So how do you develop a personal style?  Don’t try.

If you think having a personal style is important, I’d get over this.  Don’t listen to the advice of people on how to develop a personal style, and don’t have it as an agenda item on your “todo” list for improving as a photographer.

Instead, just photograph what you want in the way that you want to, honestly and humbly.  Photography, to me, really is a simple thing:  you see something in the world that moves you, and you try to isolate what moved you, first by capturing it with a camera, and later by editing your capture with whatever tools you choose to use (e.g., a darkroom or a computer).  Notice that this process does not include a step of making sure that what you capture and how you edit conforms to a personal style, or indeed any other agenda point to tick off in the photographic process.

If you practice photography in this way, I suspect that your personal style will find you.  I can’t tell you this from firsthand experience, though – I don’t even know if I have a personal style, and I’m pretty unconcerned about it.

Posted in Uncategorized Tagged , , , , |

Editing, Not Processing

White Trees, Series 2, No. 9

Making a photograph largely is a two-step process:  working with the camera to make a capture (in the field, in the studio, or wherever), and working with the capture to make the final photograph (in a darkroom, on a computer, or whatever).  The second step commonly is called “processing” the image.

It’s a term I don’t like.  “Processing” makes it sound like the second step is very mechanical, rote, or devoid of creativity.  Nothing could be further from the truth.  Working with the photograph after capture often is where the key creative decisions that craft the final image are made. 

In the case of black and white photography, the decisions typically are on questions of brightness and contrast.  Sounds fairly straightforward, right?  It’s not.  There are myriad ways to work with and apply the grayscale spectrum to a black and white image that dramatically, decisively affect the way the final image looks.

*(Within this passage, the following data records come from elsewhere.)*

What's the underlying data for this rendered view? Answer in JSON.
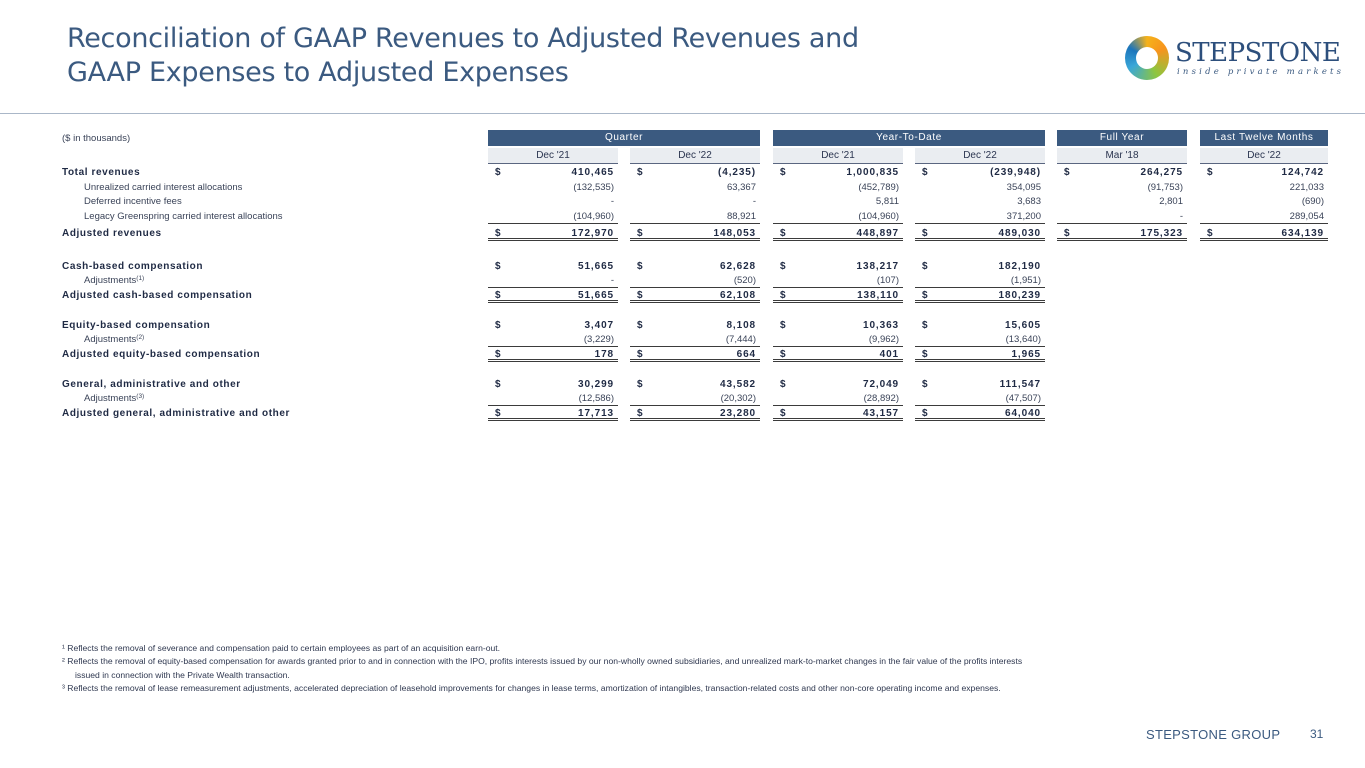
{
  "title": {
    "line1": "Reconciliation of GAAP Revenues to Adjusted Revenues and",
    "line2": "GAAP Expenses to Adjusted Expenses"
  },
  "logo": {
    "word": "STEPSTONE",
    "tagline": "inside private markets"
  },
  "table": {
    "units": "($ in thousands)",
    "groups": [
      "Quarter",
      "Year-To-Date",
      "Full Year",
      "Last Twelve Months"
    ],
    "periods": [
      "Dec '21",
      "Dec '22",
      "Dec '21",
      "Dec '22",
      "Mar '18",
      "Dec '22"
    ],
    "rows": [
      {
        "label": "Total revenues",
        "style": "bold",
        "cur": [
          "$",
          "$",
          "$",
          "$",
          "$",
          "$"
        ],
        "values": [
          "410,465",
          "(4,235)",
          "1,000,835",
          "(239,948)",
          "264,275",
          "124,742"
        ]
      },
      {
        "label": "Unrealized carried interest allocations",
        "style": "sub",
        "cur": [
          "",
          "",
          "",
          "",
          "",
          ""
        ],
        "values": [
          "(132,535)",
          "63,367",
          "(452,789)",
          "354,095",
          "(91,753)",
          "221,033"
        ]
      },
      {
        "label": "Deferred incentive fees",
        "style": "sub",
        "cur": [
          "",
          "",
          "",
          "",
          "",
          ""
        ],
        "values": [
          "-",
          "-",
          "5,811",
          "3,683",
          "2,801",
          "(690)"
        ]
      },
      {
        "label": "Legacy Greenspring carried interest allocations",
        "style": "sub",
        "cur": [
          "",
          "",
          "",
          "",
          "",
          ""
        ],
        "values": [
          "(104,960)",
          "88,921",
          "(104,960)",
          "371,200",
          "-",
          "289,054"
        ]
      },
      {
        "label": "Adjusted revenues",
        "style": "bold",
        "cur": [
          "$",
          "$",
          "$",
          "$",
          "$",
          "$"
        ],
        "values": [
          "172,970",
          "148,053",
          "448,897",
          "489,030",
          "175,323",
          "634,139"
        ]
      },
      {
        "label": "Cash-based compensation",
        "style": "bold",
        "cur": [
          "$",
          "$",
          "$",
          "$"
        ],
        "values": [
          "51,665",
          "62,628",
          "138,217",
          "182,190"
        ]
      },
      {
        "label": "Adjustments",
        "sup": "(1)",
        "style": "sub",
        "cur": [
          "",
          "",
          "",
          ""
        ],
        "values": [
          "-",
          "(520)",
          "(107)",
          "(1,951)"
        ]
      },
      {
        "label": "Adjusted cash-based compensation",
        "style": "bold",
        "cur": [
          "$",
          "$",
          "$",
          "$"
        ],
        "values": [
          "51,665",
          "62,108",
          "138,110",
          "180,239"
        ]
      },
      {
        "label": "Equity-based compensation",
        "style": "bold",
        "cur": [
          "$",
          "$",
          "$",
          "$"
        ],
        "values": [
          "3,407",
          "8,108",
          "10,363",
          "15,605"
        ]
      },
      {
        "label": "Adjustments",
        "sup": "(2)",
        "style": "sub",
        "cur": [
          "",
          "",
          "",
          ""
        ],
        "values": [
          "(3,229)",
          "(7,444)",
          "(9,962)",
          "(13,640)"
        ]
      },
      {
        "label": "Adjusted equity-based compensation",
        "style": "bold",
        "cur": [
          "$",
          "$",
          "$",
          "$"
        ],
        "values": [
          "178",
          "664",
          "401",
          "1,965"
        ]
      },
      {
        "label": "General, administrative and other",
        "style": "bold",
        "cur": [
          "$",
          "$",
          "$",
          "$"
        ],
        "values": [
          "30,299",
          "43,582",
          "72,049",
          "111,547"
        ]
      },
      {
        "label": "Adjustments",
        "sup": "(3)",
        "style": "sub",
        "cur": [
          "",
          "",
          "",
          ""
        ],
        "values": [
          "(12,586)",
          "(20,302)",
          "(28,892)",
          "(47,507)"
        ]
      },
      {
        "label": "Adjusted general, administrative and other",
        "style": "bold",
        "cur": [
          "$",
          "$",
          "$",
          "$"
        ],
        "values": [
          "17,713",
          "23,280",
          "43,157",
          "64,040"
        ]
      }
    ]
  },
  "footnotes": {
    "fn1": "¹ Reflects the removal of severance and compensation paid to certain employees as part of an acquisition earn-out.",
    "fn2a": "² Reflects the removal of equity-based compensation for awards granted prior to and in connection with the IPO, profits interests issued by our non-wholly owned subsidiaries, and unrealized mark-to-market changes in the fair value of the profits interests",
    "fn2b": "issued in connection with the Private Wealth transaction.",
    "fn3": "³ Reflects the removal of lease remeasurement adjustments, accelerated depreciation of leasehold improvements for changes in lease terms, amortization of intangibles, transaction-related costs and other non-core operating income and expenses."
  },
  "footer": {
    "brand": "STEPSTONE GROUP",
    "page": "31"
  }
}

This White Trees image is a perfect example.  The concept behind the White Trees images are very white subjects against very dark backgrounds.  It didn’t have to be this way – the image could have been made to make the trees very dark against very bright backgrounds, or relatively mid-toned against a mid-toned background, or in any other combination of brighnesses and contrasts achievable in a darkroom or on a computer.  The impact of the White Trees images comes precisely because the white trees/dark background combination suits the subjects of the photographs so perfectly.  It was a deliberate choice that was made, and deliberately carried out in working with the images after capture (not always a technically easy thing to do, by the way, but that would be a subject for a different post).

The term “processing” cheapens the act of working with the image after capture, in my opinion.  It sounds like something you would do to a tax return.  For this reason, I prefer the term “editing,” which I think more accurately describes the creativity in what is being done.  It’s true, usage of the term “processing” is so widespread that I, too, slip up and find myself using it now and then.  But as much as possible, I try to use the term “editing.”  I believe the words we use to describe things are important, because they subtly shape our perceptions and biases when we undertake the actions they describe.  Being an “editor” provides a much better mindset for working with images after capture than being a “processor.”

Posted in Uncategorized Tagged , , , , |

Speak to Me

Cross in the Landscape. Near Velarde, New Mexico, 2016.

These things speak of New Mexico to me: distant mountains, overhead wires, low hills, low scrub, clear blue skies, clear golden sunlight, wooden fenceposts, wooden crosses.

It’s not an exhaustive list for sure, there are other things too of course.  But photography is the art of subtraction, taking things out of the frame until only the essential of the subject remains.  That’s what I’ve done here – removing element after element until the only things remaining in this view of the New Mexico landscape are those that speak to me about it. 

Posted in Uncategorized Tagged , , , , , , |